Generates all Kostka-Gelfand-Tsetlin tableau, that is, triangular arrays like

[ 3 ] [ 3 , 2 ] [ 3 , 1 , 0 ] [ 2 , 0 , 0 , 0 ]

with both rows and column non-increasing such that
the top diagonal read lambda (in this case `lambda=[3,2]`

) and the diagonal sums
are partial sums of mu (in this case `mu=[2,1,1,1]`

)

The number of such GT tableaux is the Kostka number K(lambda,mu).

countKostkaGelfandTsetlinPatterns :: Partition -> Partition -> Int Source #

This returns the corresponding Kostka number:

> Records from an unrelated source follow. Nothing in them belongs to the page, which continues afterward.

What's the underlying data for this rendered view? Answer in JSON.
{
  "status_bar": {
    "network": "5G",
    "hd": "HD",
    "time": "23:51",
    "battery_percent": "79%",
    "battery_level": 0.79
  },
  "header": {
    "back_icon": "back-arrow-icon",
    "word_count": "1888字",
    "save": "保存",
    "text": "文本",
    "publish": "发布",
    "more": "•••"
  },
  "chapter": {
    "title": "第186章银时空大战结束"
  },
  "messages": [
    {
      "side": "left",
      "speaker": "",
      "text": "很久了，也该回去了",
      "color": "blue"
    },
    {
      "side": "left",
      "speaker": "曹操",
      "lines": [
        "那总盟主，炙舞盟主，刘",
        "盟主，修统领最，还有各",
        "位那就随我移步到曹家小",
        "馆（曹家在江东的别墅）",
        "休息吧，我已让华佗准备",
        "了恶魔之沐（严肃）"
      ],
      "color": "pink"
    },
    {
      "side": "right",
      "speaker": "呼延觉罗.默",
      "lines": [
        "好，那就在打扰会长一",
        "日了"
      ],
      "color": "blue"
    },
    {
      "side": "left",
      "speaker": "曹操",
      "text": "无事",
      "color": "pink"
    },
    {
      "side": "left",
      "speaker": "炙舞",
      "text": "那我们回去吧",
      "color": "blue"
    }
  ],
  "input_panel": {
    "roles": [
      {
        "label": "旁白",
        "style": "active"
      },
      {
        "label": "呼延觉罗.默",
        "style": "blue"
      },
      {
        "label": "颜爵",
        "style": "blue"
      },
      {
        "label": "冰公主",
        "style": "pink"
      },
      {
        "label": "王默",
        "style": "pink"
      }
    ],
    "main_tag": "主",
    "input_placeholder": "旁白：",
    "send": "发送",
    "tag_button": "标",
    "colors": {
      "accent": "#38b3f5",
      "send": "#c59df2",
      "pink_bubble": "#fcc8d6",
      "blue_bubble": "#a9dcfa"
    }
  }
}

countKostkaGelfandTsetlinPatterns lambda mu == length (kostkaGelfandTsetlinPatterns lambda mu)

# The iterated Pieri rule

iteratedPieriRule :: Num coeff => [Int] -> Map Partition coeff Source #

Computes the Schur expansion of `h[n1]*h[n2]*h[n3]*...*h[nk]`

via iterating the Pieri rule.
Note: the coefficients are actually the Kostka numbers; the following is true:

Map.toList (iteratedPieriRule (fromPartition mu)) == [ (lam, kostkaNumber lam mu) | lam <- dominatingPartitions mu ]

This should be faster than individually computing all these Kostka numbers.

iteratedPieriRule' :: Num coeff => Partition -> [Int] -> Map Partition coeff Source #

Iterating the Pieri rule, we can compute the Schur expansion of
`h[lambda]*h[n1]*h[n2]*h[n3]*...*h[nk]`

iteratedDualPieriRule :: Num coeff => [Int] -> Map Partition coeff Source #

Computes the Schur expansion of `e[n1]*e[n2]*e[n3]*...*e[nk]`

via iterating the Pieri rule.
Note: the coefficients are actually the Kostka numbers; the following is true:

Map.toList (iteratedDualPieriRule (fromPartition mu)) == [ (dualPartition lam, kostkaNumber lam mu) | lam <- dominatingPartitions mu ]

This should be faster than individually computing all these Kostka numbers.
It is a tiny bit slower than `iteratedPieriRule`

.